One of the key goals of OpenSubdiv is to achieve as much cross-platform flexibility as possible and leverage all optimized hardware paths where available. This can be very challenging as there is a very large variety of plaftorms and APIs available, with very distinct capabilities.
In Osd, Evaluators don't care about interops between those APIs. All Evaluators have two kinds of APIs for both EvalStencils() and EvalPatches().
- Explicit signatures which directly take device-specific buffer representation (e.g., pointer for CpuEvaluator, GLuint buffer for GLComputeEvaluator, etc.)
- Generic signatures which take arbitrary buffer classes. The buffer class is required to have a certain method to return the device-specific buffer representation.

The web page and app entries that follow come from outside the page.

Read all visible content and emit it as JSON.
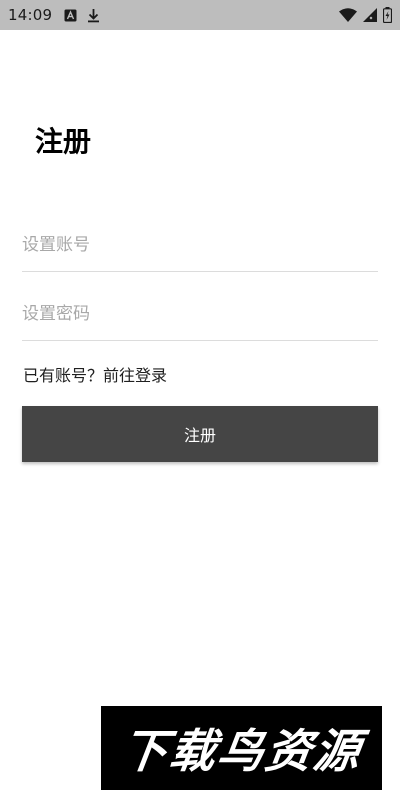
{
  "status_bar": {
    "time": "14:09",
    "left_icons": [
      "a-notification-icon",
      "download-icon"
    ],
    "right_icons": [
      "wifi-icon",
      "cell-signal-icon",
      "battery-charging-icon"
    ]
  },
  "page": {
    "title": "注册"
  },
  "form": {
    "account_placeholder": "设置账号",
    "password_placeholder": "设置密码",
    "login_link": "已有账号？前往登录",
    "register_button": "注册"
  },
  "watermark": {
    "text": "下载鸟资源"
  },
  "colors": {
    "status_bar_bg": "#bdbdbd",
    "button_bg": "#454545",
    "button_text": "#ffffff",
    "placeholder": "#a8a8a8",
    "divider": "#dcdcdc"
  }
}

The later interface is useful if the client supports multiple backends at the same time. The methods that need to be implemented for the Evaluators are:
|pointer to cpu memory||BindCpuBuffer()|
|CudaEvaluator||pointer to cuda memory||BindCudaBuffer()|
|GL buffer object||BindVBO()|
The buffers can use these methods as a trigger of interop. Osd provides a default implementation of interop buffer for most of the backend combinations. For example, if the client wants to use CUDA as a computation backend and use OpenGL as the drawing API, Osd::CudaGLVertexBuffer fits the case since it implements BindCudaBuffer() and BindVBO(). Again, clients can implement their own buffer class and pass it to the Evaluators.